▸ **Assigned task**: Copy each line of the material in which the word "your" appears.

▸ **Data for this exercise**:
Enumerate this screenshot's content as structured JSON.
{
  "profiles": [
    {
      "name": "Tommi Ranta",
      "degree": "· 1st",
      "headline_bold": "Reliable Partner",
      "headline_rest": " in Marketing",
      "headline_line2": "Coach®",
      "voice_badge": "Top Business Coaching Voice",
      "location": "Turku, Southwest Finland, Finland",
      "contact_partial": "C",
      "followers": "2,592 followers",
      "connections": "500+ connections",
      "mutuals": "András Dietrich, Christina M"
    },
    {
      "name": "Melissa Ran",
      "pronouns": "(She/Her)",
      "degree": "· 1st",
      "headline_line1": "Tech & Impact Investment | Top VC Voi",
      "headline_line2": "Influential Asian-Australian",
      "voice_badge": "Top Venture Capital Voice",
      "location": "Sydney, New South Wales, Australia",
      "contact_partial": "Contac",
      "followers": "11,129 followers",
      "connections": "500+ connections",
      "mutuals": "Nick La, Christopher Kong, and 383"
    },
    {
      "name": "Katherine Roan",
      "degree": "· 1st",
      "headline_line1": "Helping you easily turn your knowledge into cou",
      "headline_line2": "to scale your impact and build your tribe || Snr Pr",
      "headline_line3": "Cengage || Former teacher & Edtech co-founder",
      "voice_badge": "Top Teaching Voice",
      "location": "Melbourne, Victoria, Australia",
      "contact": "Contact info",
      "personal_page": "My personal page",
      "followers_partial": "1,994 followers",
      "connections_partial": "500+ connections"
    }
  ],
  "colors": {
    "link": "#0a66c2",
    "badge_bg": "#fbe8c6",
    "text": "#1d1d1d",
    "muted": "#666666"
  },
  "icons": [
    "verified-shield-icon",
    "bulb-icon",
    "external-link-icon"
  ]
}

▸ **Answer area**:
      "headline_line1": "Helping you easily turn your knowledge into cou",
      "headline_line2": "to scale your impact and build your tribe || Snr Pr",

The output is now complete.